--- EXCERPTED DATA ---

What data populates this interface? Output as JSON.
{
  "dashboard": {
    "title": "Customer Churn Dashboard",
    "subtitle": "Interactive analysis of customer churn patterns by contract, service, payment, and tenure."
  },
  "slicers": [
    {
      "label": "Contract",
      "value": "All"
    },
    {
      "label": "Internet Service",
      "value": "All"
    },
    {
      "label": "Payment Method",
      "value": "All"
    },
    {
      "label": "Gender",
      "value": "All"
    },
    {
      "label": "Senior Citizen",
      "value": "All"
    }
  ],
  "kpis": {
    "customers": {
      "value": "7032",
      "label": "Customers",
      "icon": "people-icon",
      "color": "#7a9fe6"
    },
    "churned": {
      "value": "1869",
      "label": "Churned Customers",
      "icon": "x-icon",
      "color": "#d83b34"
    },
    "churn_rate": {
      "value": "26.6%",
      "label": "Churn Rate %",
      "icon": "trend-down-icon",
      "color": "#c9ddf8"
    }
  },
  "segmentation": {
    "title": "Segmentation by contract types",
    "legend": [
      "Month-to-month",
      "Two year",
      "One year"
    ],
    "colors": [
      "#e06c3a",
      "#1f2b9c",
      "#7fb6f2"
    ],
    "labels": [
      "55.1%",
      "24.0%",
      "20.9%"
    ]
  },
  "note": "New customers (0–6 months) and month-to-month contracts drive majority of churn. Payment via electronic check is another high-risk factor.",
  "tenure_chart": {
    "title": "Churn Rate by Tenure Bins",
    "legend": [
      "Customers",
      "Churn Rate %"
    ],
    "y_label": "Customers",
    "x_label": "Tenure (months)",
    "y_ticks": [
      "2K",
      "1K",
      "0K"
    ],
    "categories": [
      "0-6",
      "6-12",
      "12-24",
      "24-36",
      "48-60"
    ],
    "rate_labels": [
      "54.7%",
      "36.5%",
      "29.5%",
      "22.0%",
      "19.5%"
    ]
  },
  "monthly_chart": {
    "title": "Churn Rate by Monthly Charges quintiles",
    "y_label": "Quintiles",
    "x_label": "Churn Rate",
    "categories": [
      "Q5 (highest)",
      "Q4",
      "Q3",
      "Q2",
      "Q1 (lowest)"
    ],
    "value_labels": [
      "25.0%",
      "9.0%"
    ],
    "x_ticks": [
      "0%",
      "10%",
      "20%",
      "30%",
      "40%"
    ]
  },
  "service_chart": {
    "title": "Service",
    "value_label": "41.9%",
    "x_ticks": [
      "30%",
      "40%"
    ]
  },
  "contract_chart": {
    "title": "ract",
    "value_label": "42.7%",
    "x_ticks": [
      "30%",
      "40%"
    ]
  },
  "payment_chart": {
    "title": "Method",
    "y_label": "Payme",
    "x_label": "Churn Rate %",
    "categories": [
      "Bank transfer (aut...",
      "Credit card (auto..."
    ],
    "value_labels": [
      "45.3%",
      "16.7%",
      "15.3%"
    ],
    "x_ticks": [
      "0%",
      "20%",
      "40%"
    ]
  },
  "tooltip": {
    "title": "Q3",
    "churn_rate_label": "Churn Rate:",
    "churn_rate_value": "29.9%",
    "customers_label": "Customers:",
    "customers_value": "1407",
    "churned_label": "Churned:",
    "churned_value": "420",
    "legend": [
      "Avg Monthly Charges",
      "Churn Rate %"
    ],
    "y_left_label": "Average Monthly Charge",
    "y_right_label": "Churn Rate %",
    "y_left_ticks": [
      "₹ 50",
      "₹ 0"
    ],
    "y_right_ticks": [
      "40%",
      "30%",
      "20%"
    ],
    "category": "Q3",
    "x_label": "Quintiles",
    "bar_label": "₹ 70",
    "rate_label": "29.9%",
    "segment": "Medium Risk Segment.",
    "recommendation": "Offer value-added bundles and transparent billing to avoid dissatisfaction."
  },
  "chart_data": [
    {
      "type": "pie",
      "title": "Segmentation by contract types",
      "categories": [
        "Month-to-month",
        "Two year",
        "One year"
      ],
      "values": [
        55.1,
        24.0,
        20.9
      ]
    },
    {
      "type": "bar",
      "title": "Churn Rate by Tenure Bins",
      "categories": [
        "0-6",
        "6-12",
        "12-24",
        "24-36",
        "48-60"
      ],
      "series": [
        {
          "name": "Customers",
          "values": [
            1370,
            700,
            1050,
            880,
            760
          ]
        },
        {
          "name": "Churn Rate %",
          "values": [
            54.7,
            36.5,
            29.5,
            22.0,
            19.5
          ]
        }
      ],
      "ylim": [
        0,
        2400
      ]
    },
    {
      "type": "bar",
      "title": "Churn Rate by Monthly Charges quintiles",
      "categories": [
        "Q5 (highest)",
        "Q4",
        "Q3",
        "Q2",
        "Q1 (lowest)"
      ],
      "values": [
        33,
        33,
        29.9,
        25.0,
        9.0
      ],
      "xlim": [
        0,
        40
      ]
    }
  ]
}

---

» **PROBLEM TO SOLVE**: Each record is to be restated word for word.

» **RESULT FOR THIS EXERCISE**:
What data populates this interface? Output as JSON.
{
  "dashboard": {
    "title": "Customer Churn Dashboard",
    "subtitle": "Interactive analysis of customer churn patterns by contract, service, payment, and tenure."
  },
  "slicers": [
    {
      "label": "Contract",
      "value": "All"
    },
    {
      "label": "Internet Service",
      "value": "All"
    },
    {
      "label": "Payment Method",
      "value": "All"
    },
    {
      "label": "Gender",
      "value": "All"
    },
    {
      "label": "Senior Citizen",
      "value": "All"
    }
  ],
  "kpis": {
    "customers": {
      "value": "7032",
      "label": "Customers",
      "icon": "people-icon",
      "color": "#7a9fe6"
    },
    "churned": {
      "value": "1869",
      "label": "Churned Customers",
      "icon": "x-icon",
      "color": "#d83b34"
    },
    "churn_rate": {
      "value": "26.6%",
      "label": "Churn Rate %",
      "icon": "trend-down-icon",
      "color": "#c9ddf8"
    }
  },
  "segmentation": {
    "title": "Segmentation by contract types",
    "legend": [
      "Month-to-month",
      "Two year",
      "One year"
    ],
    "colors": [
      "#e06c3a",
      "#1f2b9c",
      "#7fb6f2"
    ],
    "labels": [
      "55.1%",
      "24.0%",
      "20.9%"
    ]
  },
  "note": "New customers (0–6 months) and month-to-month contracts drive majority of churn. Payment via electronic check is another high-risk factor.",
  "tenure_chart": {
    "title": "Churn Rate by Tenure Bins",
    "legend": [
      "Customers",
      "Churn Rate %"
    ],
    "y_label": "Customers",
    "x_label": "Tenure (months)",
    "y_ticks": [
      "2K",
      "1K",
      "0K"
    ],
    "categories": [
      "0-6",
      "6-12",
      "12-24",
      "24-36",
      "48-60"
    ],
    "rate_labels": [
      "54.7%",
      "36.5%",
      "29.5%",
      "22.0%",
      "19.5%"
    ]
  },
  "monthly_chart": {
    "title": "Churn Rate by Monthly Charges quintiles",
    "y_label": "Quintiles",
    "x_label": "Churn Rate",
    "categories": [
      "Q5 (highest)",
      "Q4",
      "Q3",
      "Q2",
      "Q1 (lowest)"
    ],
    "value_labels": [
      "25.0%",
      "9.0%"
    ],
    "x_ticks": [
      "0%",
      "10%",
      "20%",
      "30%",
      "40%"
    ]
  },
  "service_chart": {
    "title": "Service",
    "value_label": "41.9%",
    "x_ticks": [
      "30%",
      "40%"
    ]
  },
  "contract_chart": {
    "title": "ract",
    "value_label": "42.7%",
    "x_ticks": [
      "30%",
      "40%"
    ]
  },
  "payment_chart": {
    "title": "Method",
    "y_label": "Payme",
    "x_label": "Churn Rate %",
    "categories": [
      "Bank transfer (aut...",
      "Credit card (auto..."
    ],
    "value_labels": [
      "45.3%",
      "16.7%",
      "15.3%"
    ],
    "x_ticks": [
      "0%",
      "20%",
      "40%"
    ]
  },
  "tooltip": {
    "title": "Q3",
    "churn_rate_label": "Churn Rate:",
    "churn_rate_value": "29.9%",
    "customers_label": "Customers:",
    "customers_value": "1407",
    "churned_label": "Churned:",
    "churned_value": "420",
    "legend": [
      "Avg Monthly Charges",
      "Churn Rate %"
    ],
    "y_left_label": "Average Monthly Charge",
    "y_right_label": "Churn Rate %",
    "y_left_ticks": [
      "₹ 50",
      "₹ 0"
    ],
    "y_right_ticks": [
      "40%",
      "30%",
      "20%"
    ],
    "category": "Q3",
    "x_label": "Quintiles",
    "bar_label": "₹ 70",
    "rate_label": "29.9%",
    "segment": "Medium Risk Segment.",
    "recommendation": "Offer value-added bundles and transparent billing to avoid dissatisfaction."
  },
  "chart_data": [
    {
      "type": "pie",
      "title": "Segmentation by contract types",
      "categories": [
        "Month-to-month",
        "Two year",
        "One year"
      ],
      "values": [
        55.1,
        24.0,
        20.9
      ]
    },
    {
      "type": "bar",
      "title": "Churn Rate by Tenure Bins",
      "categories": [
        "0-6",
        "6-12",
        "12-24",
        "24-36",
        "48-60"
      ],
      "series": [
        {
          "name": "Customers",
          "values": [
            1370,
            700,
            1050,
            880,
            760
          ]
        },
        {
          "name": "Churn Rate %",
          "values": [
            54.7,
            36.5,
            29.5,
            22.0,
            19.5
          ]
        }
      ],
      "ylim": [
        0,
        2400
      ]
    },
    {
      "type": "bar",
      "title": "Churn Rate by Monthly Charges quintiles",
      "categories": [
        "Q5 (highest)",
        "Q4",
        "Q3",
        "Q2",
        "Q1 (lowest)"
      ],
      "values": [
        33,
        33,
        29.9,
        25.0,
        9.0
      ],
      "xlim": [
        0,
        40
      ]
    }
  ]
}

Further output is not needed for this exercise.